Landry, a former Republican congressman with Tea Party ties, took swift control of his office as attorney general as soon as he was elected. As a Republican attorney general, he has clashed with Democratic Governor John Bel Edwards over numerous issues ranging from state contracts to budget control. Many people have perceived Landry’s recent actions to increase the role and visibility of the state attorney general’s office as precursors to his entrance into the 2019 gubernatorial race, something he has firmly denied.
Citing New Orleans’ extreme crime rates as an epidemic, Landry has begun strengthening his office’s investigative unit and dispatching crime task forces to various parts of the city, despite resistance from Mayor Mitch Landrieu and NOPD Superintendent Michael Harrison, who have voiced concerns that these actions risk the lives of police officers and state troopers.
“New Orleans is still in the state of Louisiana, the last time I checked. [Landrieu] doesn’t have the authority to kick me out,” Landry said in an interview with The New Orleans Advocate.
Landry’s task forces have made several arrests, including a high-speed chase resulting in the arrest of two carjackers. He has bragged openly about such accomplishments in the media. His success, however, has been unremarkable compared to that of NOPD. The attorney general’s office made or assisted with 16 arrests from October to December in contrast to the 5,463 arrests made by NOPD during the same period.
Landry’s attempts to supersede Landrieu and NOPD’s authority present a threat to local and state operations. The primary responsibility of the attorney general is prosecution, not crime control or prevention. Through his efforts to wrest power from state and city officials, he creates conflict in a state government whose primary focus should be on debt reduction and the ongoing fiscal crisis.
New Orleans’ high crime rate is an important issue, but reducing the power and authority of NOPD and the mayor’s office will not aid in crime reduction. Making significant steps in reducing the city’s crime will require a carefully coordinated response, which is not possible with the actions of the attorney general’s office. With the chaos in the federal government, unity and cooperation across party lines are more essential than ever. These are ideals for which Landry must sacrifice his own self-interests.

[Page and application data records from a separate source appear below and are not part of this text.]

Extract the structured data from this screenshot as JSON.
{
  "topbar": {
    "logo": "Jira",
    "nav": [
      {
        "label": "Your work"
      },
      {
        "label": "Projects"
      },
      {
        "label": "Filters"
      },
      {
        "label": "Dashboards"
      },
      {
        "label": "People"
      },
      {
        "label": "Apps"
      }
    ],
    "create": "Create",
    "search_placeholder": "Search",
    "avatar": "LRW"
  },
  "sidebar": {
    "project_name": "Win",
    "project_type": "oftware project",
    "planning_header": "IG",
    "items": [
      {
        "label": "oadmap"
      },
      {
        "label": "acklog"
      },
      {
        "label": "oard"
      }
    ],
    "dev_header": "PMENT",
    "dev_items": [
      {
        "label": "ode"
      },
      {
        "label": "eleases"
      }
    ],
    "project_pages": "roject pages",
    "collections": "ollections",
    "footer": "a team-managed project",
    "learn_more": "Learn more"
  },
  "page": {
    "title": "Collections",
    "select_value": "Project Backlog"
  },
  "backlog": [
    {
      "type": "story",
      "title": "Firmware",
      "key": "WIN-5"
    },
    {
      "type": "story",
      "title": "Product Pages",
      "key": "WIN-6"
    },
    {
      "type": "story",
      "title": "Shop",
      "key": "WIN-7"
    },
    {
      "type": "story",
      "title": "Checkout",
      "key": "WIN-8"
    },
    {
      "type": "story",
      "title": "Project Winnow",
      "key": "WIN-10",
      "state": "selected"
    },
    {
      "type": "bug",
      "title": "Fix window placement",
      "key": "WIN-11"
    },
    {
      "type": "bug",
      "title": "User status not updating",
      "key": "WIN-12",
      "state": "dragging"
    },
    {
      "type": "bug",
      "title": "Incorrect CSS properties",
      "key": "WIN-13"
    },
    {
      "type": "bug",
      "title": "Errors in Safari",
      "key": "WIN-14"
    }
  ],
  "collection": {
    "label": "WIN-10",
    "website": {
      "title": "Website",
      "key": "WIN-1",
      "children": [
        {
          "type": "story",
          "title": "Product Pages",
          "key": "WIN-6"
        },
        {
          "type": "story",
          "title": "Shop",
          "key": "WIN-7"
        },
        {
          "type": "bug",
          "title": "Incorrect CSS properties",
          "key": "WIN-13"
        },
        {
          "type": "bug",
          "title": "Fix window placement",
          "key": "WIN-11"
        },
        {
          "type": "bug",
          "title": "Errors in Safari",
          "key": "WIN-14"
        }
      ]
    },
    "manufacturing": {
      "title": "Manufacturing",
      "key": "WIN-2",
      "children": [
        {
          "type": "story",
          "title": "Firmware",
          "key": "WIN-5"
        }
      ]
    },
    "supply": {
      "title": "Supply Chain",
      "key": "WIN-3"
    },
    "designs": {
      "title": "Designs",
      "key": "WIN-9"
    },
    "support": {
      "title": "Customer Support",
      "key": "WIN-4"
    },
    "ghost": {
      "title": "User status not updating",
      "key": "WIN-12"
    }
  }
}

This is an opinion article and does not necessarily reflect the views of The Tulane Hullabaloo. Camille is a sophomore at Newcomb-Tulane College. She can be reached at [email protected]